What you will do —
Going line by line through the entries below, count those that contain "обмена". Give the number by itself.

Material for this task —
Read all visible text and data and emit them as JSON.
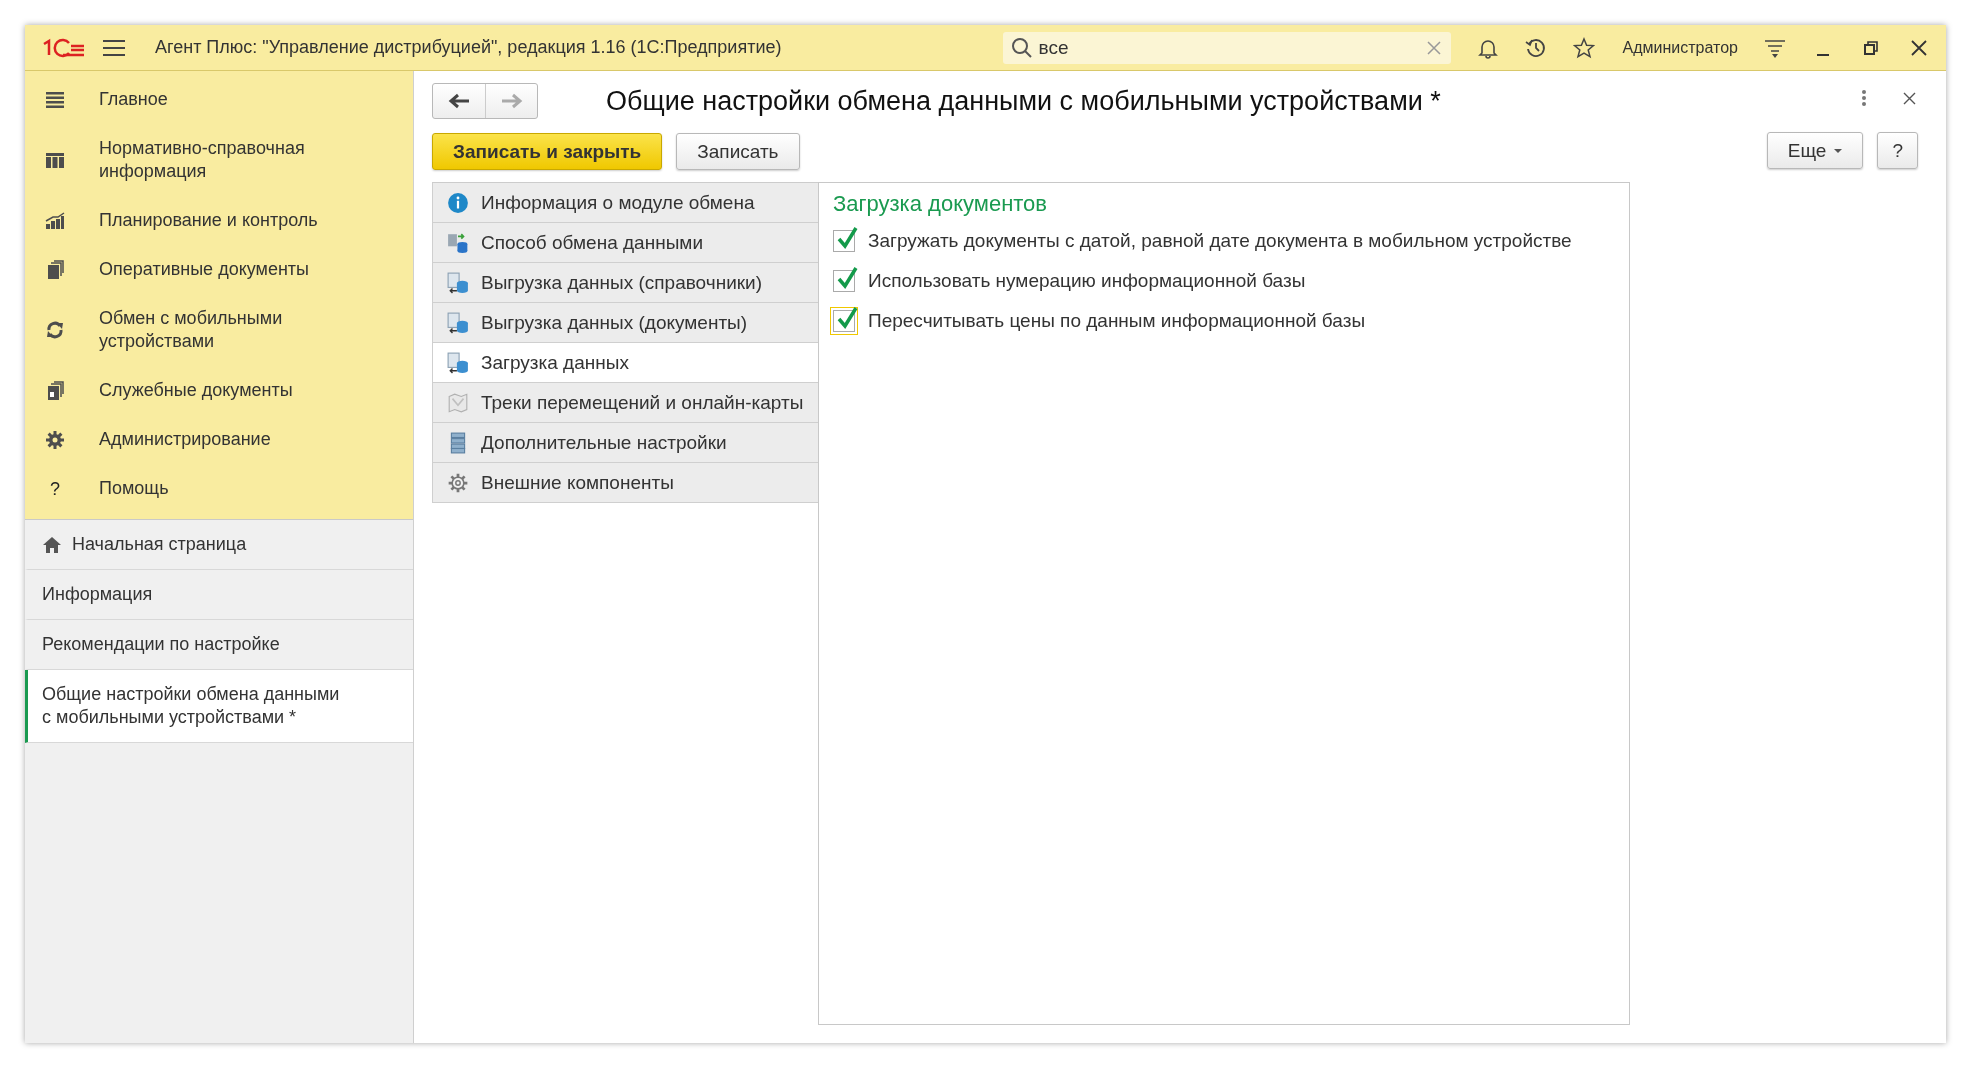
{
  "window": {
    "title": "Агент Плюс: \"Управление дистрибуцией\", редакция 1.16  (1С:Предприятие)",
    "search": {
      "value": "все"
    },
    "user": "Администратор"
  },
  "sections": [
    {
      "label": "Главное",
      "kind": "list"
    },
    {
      "label": "Нормативно-справочная информация",
      "kind": "books"
    },
    {
      "label": "Планирование и контроль",
      "kind": "bars"
    },
    {
      "label": "Оперативные документы",
      "kind": "docs"
    },
    {
      "label": "Обмен с мобильными устройствами",
      "kind": "sync"
    },
    {
      "label": "Служебные документы",
      "kind": "docs2"
    },
    {
      "label": "Администрирование",
      "kind": "gear"
    },
    {
      "label": "Помощь",
      "kind": "help",
      "glyph": "?"
    }
  ],
  "open_windows": [
    {
      "label": "Начальная страница",
      "kind": "home",
      "selected": false
    },
    {
      "label": "Информация",
      "kind": "page",
      "selected": false
    },
    {
      "label": "Рекомендации по настройке",
      "kind": "page",
      "selected": false
    },
    {
      "label": "Общие настройки обмена данными с мобильными устройствами *",
      "kind": "page",
      "selected": true
    }
  ],
  "form": {
    "title": "Общие настройки обмена данными с мобильными устройствами *",
    "buttons": [
      {
        "label": "Записать и закрыть",
        "kind": "primary"
      },
      {
        "label": "Записать",
        "kind": "normal"
      }
    ],
    "more": "Еще",
    "help": "?",
    "nav": [
      {
        "label": "Информация о модуле обмена",
        "kind": "info",
        "selected": false
      },
      {
        "label": "Способ обмена данными",
        "kind": "exchange",
        "selected": false
      },
      {
        "label": "Выгрузка данных (справочники)",
        "kind": "upload",
        "selected": false
      },
      {
        "label": "Выгрузка данных (документы)",
        "kind": "upload",
        "selected": false
      },
      {
        "label": "Загрузка данных",
        "kind": "upload",
        "selected": true
      },
      {
        "label": "Треки перемещений и онлайн-карты",
        "kind": "map",
        "selected": false
      },
      {
        "label": "Дополнительные настройки",
        "kind": "stack",
        "selected": false
      },
      {
        "label": "Внешние компоненты",
        "kind": "gear",
        "selected": false
      }
    ],
    "group_title": "Загрузка документов",
    "options": [
      {
        "label": "Загружать документы с датой, равной дате документа в мобильном устройстве",
        "checked": true,
        "focused": false
      },
      {
        "label": "Использовать нумерацию информационной базы",
        "checked": true,
        "focused": false
      },
      {
        "label": "Пересчитывать цены по данным информационной базы",
        "checked": true,
        "focused": true
      }
    ]
  }
}
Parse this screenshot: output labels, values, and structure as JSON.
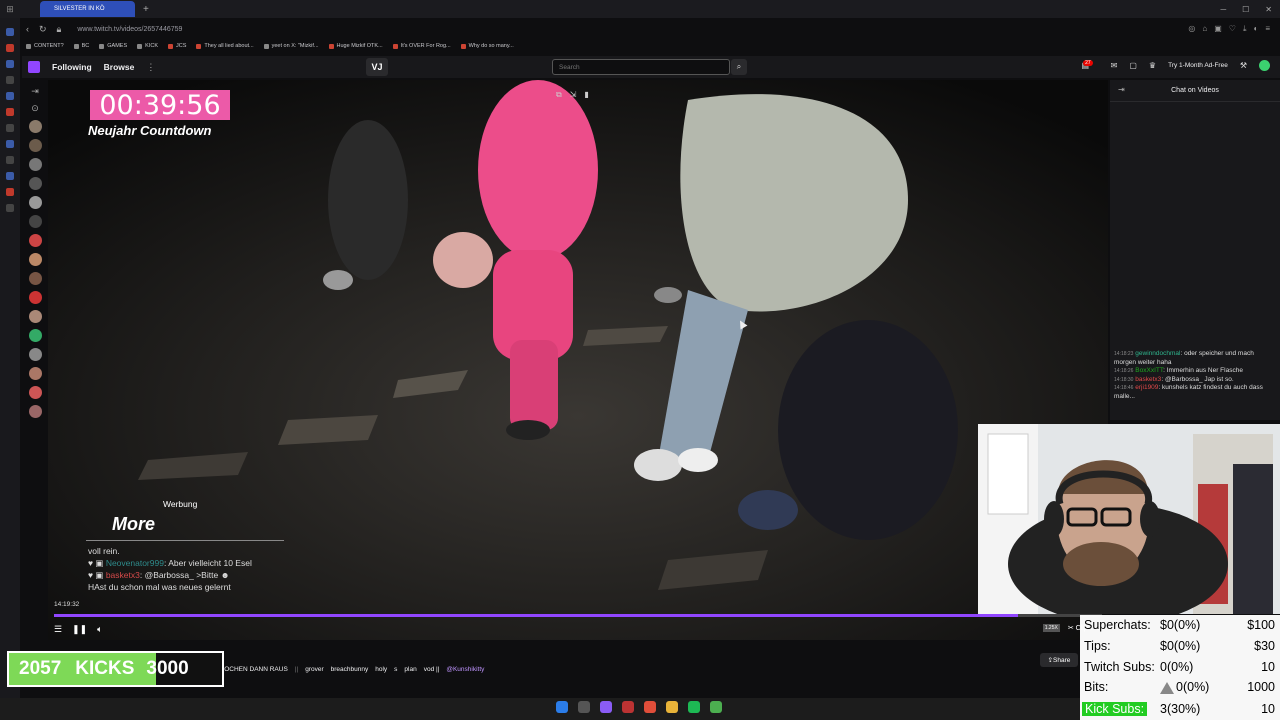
{
  "browser": {
    "active_tab": "SILVESTER IN KÖ",
    "url": "www.twitch.tv/videos/2657446759",
    "bookmarks": [
      "CONTENT?",
      "BC",
      "GAMES",
      "KICK",
      "JCS",
      "They all lied about...",
      "yeet on X: \"Mizkif...",
      "Huge Mizkif OTK...",
      "It's OVER For Rog...",
      "Why do so many..."
    ]
  },
  "twitch_nav": {
    "following": "Following",
    "browse": "Browse",
    "vj_button": "VJ",
    "search_placeholder": "Search",
    "notif_count": "27",
    "ad_free": "Try 1-Month Ad-Free"
  },
  "video": {
    "timer": "00:39:56",
    "timer_caption": "Neujahr Countdown",
    "ad_label": "Werbung",
    "ad_brand": "More",
    "overlay_chat": [
      {
        "user": "",
        "text": "voll rein."
      },
      {
        "user": "Neovenator999",
        "text": "Aber vielleicht 10 Esel"
      },
      {
        "user": "basketx3",
        "text": "@Barbossa_ >Bitte"
      },
      {
        "user": "",
        "text": "HAst du schon mal was neues gelernt"
      }
    ],
    "timestamp": "14:19:32",
    "progress_fraction": 0.92,
    "speed": "1.25X",
    "clip_label": "Clip"
  },
  "chat": {
    "header": "Chat on Videos",
    "messages": [
      {
        "time": "14:18:23",
        "user": "gewinndochmal",
        "text": "oder speicher und mach morgen weiter haha"
      },
      {
        "time": "14:18:26",
        "user": "BoxXxITT",
        "text": "Immerhin aus Ner Flasche"
      },
      {
        "time": "14:18:30",
        "user": "basketx3",
        "text": "@Barbossa_ Jap ist so."
      },
      {
        "time": "14:18:46",
        "user": "erji1909",
        "text": "kunshels katz findest du auch dass malle..."
      }
    ]
  },
  "info": {
    "tags": [
      "KARTOFFELSUPPE KOCHEN DANN RAUS",
      "||",
      "grover",
      "breachbunny",
      "holy",
      "s",
      "plan",
      "vod ||",
      "@Kunshikitty"
    ],
    "share": "Share"
  },
  "kicks_goal": {
    "current": "2057",
    "label": "KICKS",
    "goal": "3000",
    "progress_fraction": 0.69
  },
  "stats": [
    {
      "label": "Superchats:",
      "current": "$0(0%)",
      "goal": "$100"
    },
    {
      "label": "Tips:",
      "current": "$0(0%)",
      "goal": "$30"
    },
    {
      "label": "Twitch Subs:",
      "current": "0(0%)",
      "goal": "10"
    },
    {
      "label": "Bits:",
      "current": "0(0%)",
      "goal": "1000"
    },
    {
      "label": "Kick Subs:",
      "current": "3(30%)",
      "goal": "10"
    }
  ],
  "colors": {
    "twitch_purple": "#9146ff",
    "timer_bg": "#ec5aa8",
    "kicks_green": "#7ed957",
    "kick_subs_green": "#22cc22"
  }
}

Solution —
4